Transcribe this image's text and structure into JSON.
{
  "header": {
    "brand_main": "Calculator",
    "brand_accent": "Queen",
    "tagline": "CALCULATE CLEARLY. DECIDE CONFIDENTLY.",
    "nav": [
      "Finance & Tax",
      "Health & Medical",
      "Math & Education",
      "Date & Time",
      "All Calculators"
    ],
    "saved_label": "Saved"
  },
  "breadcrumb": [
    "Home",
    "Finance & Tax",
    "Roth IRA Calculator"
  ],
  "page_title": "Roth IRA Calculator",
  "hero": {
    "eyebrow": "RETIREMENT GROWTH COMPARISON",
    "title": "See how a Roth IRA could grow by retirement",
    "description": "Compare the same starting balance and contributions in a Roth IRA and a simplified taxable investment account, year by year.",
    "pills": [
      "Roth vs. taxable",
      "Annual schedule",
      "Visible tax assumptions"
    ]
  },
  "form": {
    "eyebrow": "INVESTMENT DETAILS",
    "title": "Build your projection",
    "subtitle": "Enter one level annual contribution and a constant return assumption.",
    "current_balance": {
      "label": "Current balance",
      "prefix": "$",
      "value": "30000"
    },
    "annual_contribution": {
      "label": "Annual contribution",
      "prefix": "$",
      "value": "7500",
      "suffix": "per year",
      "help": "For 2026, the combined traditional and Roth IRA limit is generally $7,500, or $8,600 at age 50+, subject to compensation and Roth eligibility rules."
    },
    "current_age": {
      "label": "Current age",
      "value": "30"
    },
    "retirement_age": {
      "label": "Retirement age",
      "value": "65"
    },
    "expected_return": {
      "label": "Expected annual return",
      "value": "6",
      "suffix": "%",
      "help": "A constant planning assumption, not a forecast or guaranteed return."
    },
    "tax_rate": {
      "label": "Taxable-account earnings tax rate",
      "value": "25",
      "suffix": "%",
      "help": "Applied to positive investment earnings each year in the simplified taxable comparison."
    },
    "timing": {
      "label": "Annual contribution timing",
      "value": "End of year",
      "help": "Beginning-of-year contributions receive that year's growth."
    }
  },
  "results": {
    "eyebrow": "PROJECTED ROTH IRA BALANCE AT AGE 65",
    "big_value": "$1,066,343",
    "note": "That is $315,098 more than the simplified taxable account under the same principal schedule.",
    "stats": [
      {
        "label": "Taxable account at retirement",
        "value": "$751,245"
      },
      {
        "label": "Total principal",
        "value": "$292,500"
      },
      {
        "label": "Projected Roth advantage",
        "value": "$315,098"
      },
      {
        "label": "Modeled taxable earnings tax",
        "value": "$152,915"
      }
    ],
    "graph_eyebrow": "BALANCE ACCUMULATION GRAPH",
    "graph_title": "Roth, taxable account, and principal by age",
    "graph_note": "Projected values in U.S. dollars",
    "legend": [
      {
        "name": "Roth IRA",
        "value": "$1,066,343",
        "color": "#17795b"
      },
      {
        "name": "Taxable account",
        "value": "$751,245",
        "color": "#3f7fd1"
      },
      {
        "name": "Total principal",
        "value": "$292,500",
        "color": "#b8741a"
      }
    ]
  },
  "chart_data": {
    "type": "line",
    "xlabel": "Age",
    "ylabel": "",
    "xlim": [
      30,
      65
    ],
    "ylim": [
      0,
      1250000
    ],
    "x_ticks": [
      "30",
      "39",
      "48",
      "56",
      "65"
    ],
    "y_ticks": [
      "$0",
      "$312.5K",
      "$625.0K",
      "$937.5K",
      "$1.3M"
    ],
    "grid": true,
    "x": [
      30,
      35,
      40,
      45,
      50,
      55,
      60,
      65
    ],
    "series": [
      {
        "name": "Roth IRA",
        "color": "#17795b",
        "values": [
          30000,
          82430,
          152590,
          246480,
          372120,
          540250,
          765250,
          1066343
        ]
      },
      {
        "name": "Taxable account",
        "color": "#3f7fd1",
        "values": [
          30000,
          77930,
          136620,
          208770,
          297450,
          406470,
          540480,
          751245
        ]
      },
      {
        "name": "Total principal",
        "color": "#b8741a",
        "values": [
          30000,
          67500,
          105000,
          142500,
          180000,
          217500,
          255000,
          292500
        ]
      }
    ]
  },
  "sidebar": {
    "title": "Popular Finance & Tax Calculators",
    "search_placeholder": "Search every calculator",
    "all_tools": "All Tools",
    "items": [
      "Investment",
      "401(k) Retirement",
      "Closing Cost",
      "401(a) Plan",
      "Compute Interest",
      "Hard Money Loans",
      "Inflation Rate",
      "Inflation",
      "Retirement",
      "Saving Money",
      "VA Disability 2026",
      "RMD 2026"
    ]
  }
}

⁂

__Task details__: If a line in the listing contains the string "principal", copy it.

__Written answer__:
    "note": "That is $315,098 more than the simplified taxable account under the same principal schedule.",
        "label": "Total principal",
    "graph_title": "Roth, taxable account, and principal by age",
        "name": "Total principal",
        "name": "Total principal",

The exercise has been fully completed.